4. Post-pandemic appreciation for work-life balance
The pandemic caused us many difficulties and challenges. However, on reflection, many would agree that it brought about positive change in their approach to work. These days, most of us work from home for at least a few days a week. Many of us work from locations other than home or the office while travelling. It’s okay to say we can’t make a call or meeting because we have to pick up our kids. In many organizations, it’s acceptable to take a call while walking the dog. And, for most people, it’s fine to say you have a lot going on at home and could do with a little breathing space at work. These are all positive developments, many of which are a result of the constraints and difficulties we all experienced during the pandemic.
Acceptance of the need to balance our personal lives with work is definitely a good thing, but it hasn’t always been this way. Many mothers have held back from returning to work after kids or have not progressed as fast in companies due to their inability or unwillingness to ‘give’ as much of themselves at work as their male colleagues (try getting in early or staying late when you are the primary carer of young children). Now, as more of society appreciates the benefits of work-life balance and there’s more empathy in the workplace, many of the obstacles that might have kept women out of work – or from progressing – have been openly acknowledged as being challenges for both men and women. This is sparking discussion and progress toward greater equality, which is opening the door for many more women to resume or progress more quickly in their careers.
5. Role models and support networks
When I began my career in the world of automotive tech, there were precious few female role models that I could look up to, admire, and seek to follow. Yes, there were women who were successful in their professional careers, but leaders? Role models? I’m not so sure. Today, the situation is much better. No, there aren’t many female CEOs (yet) but many of the established European and North American OEM brands all have women on their senior management teams. Sure, they may still be outnumbered, but many of these women are active in championing the cause of women leaders. Most importantly, though, they demonstrate that women can reach the top in a male-dominated industry.
And while we don’t all have a direct line to the leaders at the top, we do now have solid community platforms in the form of the PANDA Women Leadership Network

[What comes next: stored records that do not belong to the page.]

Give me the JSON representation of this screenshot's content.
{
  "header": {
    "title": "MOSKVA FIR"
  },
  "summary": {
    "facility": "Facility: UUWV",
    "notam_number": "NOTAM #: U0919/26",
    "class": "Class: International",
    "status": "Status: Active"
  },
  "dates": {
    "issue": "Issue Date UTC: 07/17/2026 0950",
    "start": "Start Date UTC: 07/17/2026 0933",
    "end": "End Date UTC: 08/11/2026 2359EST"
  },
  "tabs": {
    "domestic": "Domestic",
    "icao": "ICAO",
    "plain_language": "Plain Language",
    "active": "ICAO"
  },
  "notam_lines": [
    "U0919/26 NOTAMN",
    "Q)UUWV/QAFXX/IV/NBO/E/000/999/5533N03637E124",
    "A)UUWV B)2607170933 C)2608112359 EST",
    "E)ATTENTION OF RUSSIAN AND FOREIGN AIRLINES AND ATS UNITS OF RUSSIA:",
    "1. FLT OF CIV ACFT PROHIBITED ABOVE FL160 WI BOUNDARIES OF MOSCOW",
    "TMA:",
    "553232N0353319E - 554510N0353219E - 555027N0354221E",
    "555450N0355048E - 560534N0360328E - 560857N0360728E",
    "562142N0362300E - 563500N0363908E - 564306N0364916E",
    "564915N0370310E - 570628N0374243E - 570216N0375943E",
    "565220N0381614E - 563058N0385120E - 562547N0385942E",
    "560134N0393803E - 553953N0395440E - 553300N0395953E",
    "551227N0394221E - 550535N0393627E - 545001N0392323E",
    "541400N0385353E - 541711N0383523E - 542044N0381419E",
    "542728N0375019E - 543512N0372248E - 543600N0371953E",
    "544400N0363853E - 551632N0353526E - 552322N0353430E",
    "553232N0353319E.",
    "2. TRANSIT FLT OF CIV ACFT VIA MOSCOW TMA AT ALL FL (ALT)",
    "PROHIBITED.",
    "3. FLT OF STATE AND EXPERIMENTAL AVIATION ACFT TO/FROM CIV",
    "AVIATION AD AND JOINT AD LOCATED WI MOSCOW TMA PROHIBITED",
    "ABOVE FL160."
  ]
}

and Women Automotive Network where we can meet and hear from women of all levels from all kinds of backgrounds and domains. At Capgemini, there is a Women in Engineering network and the Capgemini Invent Female Expert Network, as well as many other local or practice-based groups for women to join and contribute to.
Having attended and spoken at several events in the last year, I’ve been taken aback by how much I have gained in terms of inspiration and advice and also how much positive feedback I’ve heard about my own story. Whereas in the past, we may have felt neglected by the lack of support structure, today, I think we can consider ourselves blessed by the networks, communities, and channels we have access to.
So, what can you do?
It may seem like now is a perfect time to be a woman in automotive. It’s not. There’s still much work to be done but the situation is improving all the time and we can all play a role in helping it to improve faster. We can connect, we can contribute to existing networks or create our own local communities. We can share our stories, we can look around for those who need a helping hand, we can provide advice to one another, and – if we’re leaders – we can make sure we are active in creating and nurturing workplace cultures and communities that support women. There is literally something that every one of us can do to pave the way for female success in the world of automotive. And, as Madeleine Albright used to say “There is a special place in hell for women who don’t help other women.”
Note: This blog post is based on the keynote presentation I gave at the Women Automotive Network Summit event in Stuttgart on 20 September 2023.